Feminism, and a whole lot of other -isms which are very much related, is such a huge part of the fabric of my life that I am shocked whenever I discover that my meatworld friends aren’t feminists. Or, worse – haven’t ever thought about feminism in any real way.
Example: While milling around in the fluorescent aftermath of a party, my friend related to me a story of her boss, tearing up after a rough meeting. Her story concluded with this gem: “I don’t consider myself a feminist or anything – but it kind of bothers me when women cry at work.”
Let me explain. I have friends from all stripes of political, religious, and -ism beliefs, and I like it that way. So when a conservative Christian tells me she is not a feminist, I am not surprised. But, when the sort of college-educated secular humanist vegetarian sometime-lesbians that attend my parties drop “I’m not a feminist” bombs, I’m rendered temporarily speechless.

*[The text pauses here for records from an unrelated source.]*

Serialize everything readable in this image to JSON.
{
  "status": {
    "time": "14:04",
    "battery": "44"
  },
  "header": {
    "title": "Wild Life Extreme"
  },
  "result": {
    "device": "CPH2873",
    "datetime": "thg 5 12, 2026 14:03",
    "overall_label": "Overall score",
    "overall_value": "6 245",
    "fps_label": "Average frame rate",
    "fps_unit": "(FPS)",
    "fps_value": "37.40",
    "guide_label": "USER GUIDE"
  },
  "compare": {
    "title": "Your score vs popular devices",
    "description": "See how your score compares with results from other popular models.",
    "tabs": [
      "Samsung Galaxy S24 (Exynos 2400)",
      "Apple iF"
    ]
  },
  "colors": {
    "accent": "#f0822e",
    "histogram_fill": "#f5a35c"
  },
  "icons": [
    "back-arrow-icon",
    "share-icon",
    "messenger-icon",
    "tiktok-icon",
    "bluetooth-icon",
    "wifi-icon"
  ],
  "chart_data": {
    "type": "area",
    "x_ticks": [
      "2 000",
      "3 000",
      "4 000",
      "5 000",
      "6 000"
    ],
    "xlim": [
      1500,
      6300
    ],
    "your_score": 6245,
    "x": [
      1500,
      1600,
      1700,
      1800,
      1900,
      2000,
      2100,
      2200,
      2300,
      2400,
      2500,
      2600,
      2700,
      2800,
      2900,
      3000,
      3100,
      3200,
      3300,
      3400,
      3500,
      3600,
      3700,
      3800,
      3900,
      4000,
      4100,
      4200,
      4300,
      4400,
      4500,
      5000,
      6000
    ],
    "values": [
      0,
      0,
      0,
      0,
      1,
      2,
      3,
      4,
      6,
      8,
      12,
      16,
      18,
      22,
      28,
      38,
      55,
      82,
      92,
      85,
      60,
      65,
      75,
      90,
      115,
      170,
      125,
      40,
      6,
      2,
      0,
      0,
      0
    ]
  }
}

Let’s parse her sentence, shall we? “I don’t consider myself a feminist or anything – but it kind of bothers me when women cry at work.” Firstly, she spat the word feminist out as if it were a bug she found in the evening’s sangria. Secondly, the two clauses, “I don’t consider myself a feminist,” and “it bothers me when women cry at work,” don’t really need the connector “but,” since, well, they’re not mutually exclusive. Wouldn’t it make sense that a non-feminist would dislike watching a woman cry? I suspect she meant her audience to take the desire for women to stop their sniveling already as a feminist trait.
That said, I take a lot of comfort in the idea that female friendship can be, in and of itself, a feminist act. Even though I am friends with many women who don’t share my views about reproductive rights or the insidiousness with which patriarchy is chipping away at the fabric of human life, they’re still there to support me when I need them, and vice versa. They don’t know it, but just by being strong women willing and able to provide loyalty and support at other womens’ times of need, they are furthering the feminist cause.
But is it enough? Do you often find yourselves in this situation, tender readers? Do you consider female friendship (of the truly supportive, not-seen-on-TV variety) a notch on the feminist spectrum, or not? And why?